Greece's list of reforms still has a few hurdles to pass, but optimism is spreading on the streets of Athens. But as Katie Gregory reports there's still a long way to go before the euro zone can breathe a sigh of relief.
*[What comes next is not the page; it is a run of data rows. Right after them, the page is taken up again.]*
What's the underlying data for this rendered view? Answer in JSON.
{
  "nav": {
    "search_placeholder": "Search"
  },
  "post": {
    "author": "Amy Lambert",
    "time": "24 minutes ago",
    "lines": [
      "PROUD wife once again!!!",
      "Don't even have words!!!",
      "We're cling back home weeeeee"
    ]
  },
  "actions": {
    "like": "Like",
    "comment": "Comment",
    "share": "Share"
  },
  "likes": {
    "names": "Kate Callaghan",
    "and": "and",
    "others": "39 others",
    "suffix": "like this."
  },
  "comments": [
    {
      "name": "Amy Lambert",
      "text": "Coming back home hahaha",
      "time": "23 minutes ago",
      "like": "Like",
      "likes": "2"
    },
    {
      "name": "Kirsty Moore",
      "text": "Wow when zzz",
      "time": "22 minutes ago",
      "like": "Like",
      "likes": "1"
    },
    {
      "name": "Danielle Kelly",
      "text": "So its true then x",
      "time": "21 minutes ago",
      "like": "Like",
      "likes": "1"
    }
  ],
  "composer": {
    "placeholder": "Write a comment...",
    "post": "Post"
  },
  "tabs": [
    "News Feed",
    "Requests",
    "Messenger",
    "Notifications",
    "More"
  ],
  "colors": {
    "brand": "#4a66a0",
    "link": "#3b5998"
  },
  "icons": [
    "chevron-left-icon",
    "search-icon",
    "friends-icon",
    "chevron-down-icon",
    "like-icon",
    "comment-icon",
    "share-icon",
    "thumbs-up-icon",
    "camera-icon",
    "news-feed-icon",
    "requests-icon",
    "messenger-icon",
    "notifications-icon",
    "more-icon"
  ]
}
A new day in Athens and a sunnier outlook for Greece, reflected by the mood on the streets. (SOUNDBITE) (Greek) 36-YEAR-OLD ATHENS RESIDENT, VALENTINA MELNICHUK, SAYING: "People have started hoping again, they are smiling. We believe that Mr Varoufakis will do what is best for us and I think everybody trusts him." (SOUNDBITE) (Greek) ATHENS RESIDENT AND PENSIONER, YANNIS MOURAINIS, SAYING: "It's not a victory for the government, it's a victory for the country and for the people. Where would we go? We know that there are conditions to getting funding." The list of reforms approved by the euro zone still needs to be given the go ahead by some national parliaments - including Germany. Europe's largest economy towing the same old line ... Finance Minister Wolfgang Schaeuble saying that doubt remained about how credible the "vague" reform commitments are. But he is advising lawmakers in his country to approve the extension. Marshall Gittler from IronFX says this is all just the beginning. (SOUNDBITE) (English) IRONFX, MARSHALL GITTLER, SAYING: "They've just kicked the can down the road, or four months down the road. There's going to be another can, in fact a bigger can a garbage can to kick this time because this agreement just falls, this agreement stops right before a huge bond repayment is due and they don't have the money to make this payment." The new reforms include fighting corruption and improving tax enforcement. Both topical issues - as the Former finance minister George Papaconstantinou faced court charged with distortion of documents and breach of trust - over his alleged mis-handling of a list of possible tax evaders. Government spending is also under review, although it's not clear if the sacked government cleaners Varoufakis publicly rehired after his appointment will all still get to keep their jobs.